This is a reference post.
I've realized that I'm explaining how to install Anaconda over and over again in most of my posts, often messing up with the instructions!
So to make it easier for me and, most importantly, safer for you, I'm summarizing the instructions in this short post, and I will refer to it from now on.
I'll present you with two installation methods for Anaconda:
As stated on Anaconda's website:
With over 6 million users, the open source Anaconda Distribution is the fastest and easiest way to do Python and R data science and machine learning on Linux, Windows, and Mac OS X. It's the industry standard for developing, testing, and training on a single machine.
In a nutshell, the anaconda team maintains a repository of more than 1400 data science packages, all compatible, and provides tools to install a version of python and these packages at the push of a button, and under five minutes.
In particular, Anaconda contains:
Download anaconda for your system:
Then run the installer, and finally start the Anaconda Navigator. On windows, you can find it by clicking the windows start button, and typing anaconda.

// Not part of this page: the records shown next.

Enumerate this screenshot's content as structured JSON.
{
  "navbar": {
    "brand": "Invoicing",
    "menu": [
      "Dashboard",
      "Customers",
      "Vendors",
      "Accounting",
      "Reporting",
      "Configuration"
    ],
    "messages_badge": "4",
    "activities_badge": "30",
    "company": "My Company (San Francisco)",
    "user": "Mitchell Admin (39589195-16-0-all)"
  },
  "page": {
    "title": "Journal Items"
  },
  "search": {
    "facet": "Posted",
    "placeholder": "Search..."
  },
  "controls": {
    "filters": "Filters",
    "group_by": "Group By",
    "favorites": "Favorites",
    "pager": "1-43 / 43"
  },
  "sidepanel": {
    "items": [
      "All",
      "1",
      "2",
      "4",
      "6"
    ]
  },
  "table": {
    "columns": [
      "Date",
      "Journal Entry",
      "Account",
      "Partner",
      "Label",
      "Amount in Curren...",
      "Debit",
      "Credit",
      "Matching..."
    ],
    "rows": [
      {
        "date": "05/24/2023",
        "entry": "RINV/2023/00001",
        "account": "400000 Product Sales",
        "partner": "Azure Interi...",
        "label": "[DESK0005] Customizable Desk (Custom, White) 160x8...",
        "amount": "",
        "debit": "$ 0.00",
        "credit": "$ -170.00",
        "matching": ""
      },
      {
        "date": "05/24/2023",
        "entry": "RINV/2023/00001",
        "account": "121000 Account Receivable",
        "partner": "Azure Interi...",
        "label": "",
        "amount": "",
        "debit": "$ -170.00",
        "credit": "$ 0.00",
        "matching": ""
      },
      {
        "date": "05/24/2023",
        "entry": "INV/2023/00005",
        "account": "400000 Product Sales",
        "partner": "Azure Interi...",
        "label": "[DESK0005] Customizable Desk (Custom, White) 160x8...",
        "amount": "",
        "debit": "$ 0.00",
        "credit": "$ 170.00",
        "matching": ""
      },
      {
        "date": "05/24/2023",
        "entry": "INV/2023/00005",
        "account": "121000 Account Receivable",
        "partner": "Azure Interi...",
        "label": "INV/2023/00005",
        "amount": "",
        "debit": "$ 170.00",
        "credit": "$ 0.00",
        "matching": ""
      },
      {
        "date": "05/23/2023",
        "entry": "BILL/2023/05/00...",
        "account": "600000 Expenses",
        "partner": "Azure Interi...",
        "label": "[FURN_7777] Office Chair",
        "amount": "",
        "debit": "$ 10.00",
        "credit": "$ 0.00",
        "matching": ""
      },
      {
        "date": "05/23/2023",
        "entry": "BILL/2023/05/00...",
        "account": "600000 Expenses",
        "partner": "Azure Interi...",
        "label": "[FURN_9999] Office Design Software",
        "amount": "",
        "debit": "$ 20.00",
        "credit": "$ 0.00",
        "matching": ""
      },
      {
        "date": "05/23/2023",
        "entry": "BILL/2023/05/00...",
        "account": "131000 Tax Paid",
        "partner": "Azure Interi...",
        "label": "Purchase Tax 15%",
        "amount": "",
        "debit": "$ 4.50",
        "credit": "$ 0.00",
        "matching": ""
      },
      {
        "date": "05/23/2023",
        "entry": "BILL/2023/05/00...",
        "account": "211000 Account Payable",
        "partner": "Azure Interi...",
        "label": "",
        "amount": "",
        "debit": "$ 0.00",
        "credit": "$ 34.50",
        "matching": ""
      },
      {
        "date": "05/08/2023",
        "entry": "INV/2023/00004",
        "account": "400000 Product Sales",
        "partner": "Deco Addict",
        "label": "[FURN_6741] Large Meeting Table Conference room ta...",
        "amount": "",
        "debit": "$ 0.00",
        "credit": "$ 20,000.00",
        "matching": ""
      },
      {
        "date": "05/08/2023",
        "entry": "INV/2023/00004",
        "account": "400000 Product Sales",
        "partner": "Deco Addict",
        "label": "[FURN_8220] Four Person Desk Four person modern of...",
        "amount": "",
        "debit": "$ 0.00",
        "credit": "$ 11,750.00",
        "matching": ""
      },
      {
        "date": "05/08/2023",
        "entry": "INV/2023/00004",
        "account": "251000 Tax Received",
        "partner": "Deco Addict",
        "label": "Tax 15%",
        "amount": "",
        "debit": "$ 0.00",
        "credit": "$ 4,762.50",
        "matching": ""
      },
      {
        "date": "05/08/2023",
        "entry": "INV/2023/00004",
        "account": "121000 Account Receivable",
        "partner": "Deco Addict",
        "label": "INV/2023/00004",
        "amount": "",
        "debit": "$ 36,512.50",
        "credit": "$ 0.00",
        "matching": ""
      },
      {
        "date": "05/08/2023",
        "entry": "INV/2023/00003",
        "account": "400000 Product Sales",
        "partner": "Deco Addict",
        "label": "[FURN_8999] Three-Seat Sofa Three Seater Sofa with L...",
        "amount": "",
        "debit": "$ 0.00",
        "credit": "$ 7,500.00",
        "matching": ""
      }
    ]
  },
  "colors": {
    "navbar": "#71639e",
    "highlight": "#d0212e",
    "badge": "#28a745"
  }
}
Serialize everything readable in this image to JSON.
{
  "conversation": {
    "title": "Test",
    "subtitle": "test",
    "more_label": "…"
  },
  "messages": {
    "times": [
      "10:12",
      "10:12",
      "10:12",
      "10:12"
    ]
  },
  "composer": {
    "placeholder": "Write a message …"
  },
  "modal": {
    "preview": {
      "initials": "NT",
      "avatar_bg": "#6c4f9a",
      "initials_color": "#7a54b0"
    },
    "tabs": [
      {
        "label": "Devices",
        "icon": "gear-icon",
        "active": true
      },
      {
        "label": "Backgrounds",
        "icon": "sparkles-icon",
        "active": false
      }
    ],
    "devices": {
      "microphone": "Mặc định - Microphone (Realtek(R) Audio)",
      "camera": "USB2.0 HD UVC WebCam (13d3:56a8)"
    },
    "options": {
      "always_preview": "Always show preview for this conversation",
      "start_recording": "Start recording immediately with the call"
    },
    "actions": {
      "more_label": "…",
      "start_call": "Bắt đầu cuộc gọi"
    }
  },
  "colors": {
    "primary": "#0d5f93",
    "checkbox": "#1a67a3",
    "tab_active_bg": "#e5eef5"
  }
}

In the Anaconda Navigator, you can click on the Environments tab and then select the base (root) environment to see which packages are installed, and to install additional packages. You can also create new environments as shown below.
Finally, to start using it, go to the Home tab and launch the jupyter notebook. This will redirect you to the jupyter notebook main page in your browser.
You can now create and load jupyter notebooks.
Download Miniconda for your system:
On linux, you can download the bash installer from the command line with wget like this (replace with the link you need from the Miniconda page):
On the mac, you can download it with curl:
curl -O https://repo.anaconda.com/miniconda/Miniconda3-latest-MacOSX-x86_64.sh
After this is done, open a bash terminal and type the following (use the name of the installer that you have just downloaded)
Answer all questions, and you're done with the installation.
Log out from your machine, and log in again (or start a login shell)
Then, you can use the command line to:
I usually do everything in one go like this:
conda create -n testenv python=3.7 ipython
This creates a new environment called testenv based on python 3.7, and with the ipython package.
You can then activate the environment, and test that things are as you expect:
conda activate testenv conda list # packages in environment at /Users/cbernet/miniconda3/envs/testenv: # # Name Version Build Channel appnope 0.1.0 py37_0 backcall 0.1.0 py37_0 ca-certificates 2019.5.15 0 certifi 2019.6.16 py37_0 decorator 4.4.0 py37_1 ipython 7.6.0 py37h39e3cac_0 ipython_genutils 0.2.0 py37_0 jedi 0.13.3 py37_0 libcxx 4.0.1 hcfea43d_1 libcxxabi 4.0.1 hcfea43d_1 libedit 3.1.20181209 hb402a30_0 libffi 3.2.1 h475c297_4 ncurses 6.1 h0a44026_1 openssl 1.1.1c h1de35cc_1 parso 0.5.0 py_0 pexpect 4.7.0 py37_0 pickleshare 0.7.5 py37_0 pip 19.1.1 py37_0 prompt_toolkit 2.0.9 py37_0 ptyprocess 0.6.0 py37_0 pygments 2.4.2 py_0 python 3.7.3 h359304d_0 readline 7.0 h1de35cc_5 setuptools 41.0.1 py37_0 six 1.12.0 py37_0 sqlite 3.28.0 ha441bb4_0 tk 8.6.8 ha441bb4_0 traitlets 4.3.2 py37_0 wcwidth 0.1.7 py37_0 wheel 0.33.4 py37_0 xz 5.2.4 h1de35cc_4 zlib 1.2.11 h1de35cc_3
You see that python is indeed version 3.7, and that ipython is there. You can start ipython.
After Miniconda is installed, don't hesitate to create new environments not to mix things up. For example, I have a dozen environments: a python 3.X environment for this blog, a python 2.X one for some tasks at work, another one for activities related to OpenCV... And every time I write an article for this blog, I create a fresh environment to test the installation recipe, before deleting it right away.
Please let me know what you think in the comments! I’ll try and answer all questions.
And if you liked this article, you can subscribe to my newsletter to be notified of new posts (no more than one mail per week I promise.)
You can join my newsletter to learn more about machine learning and data: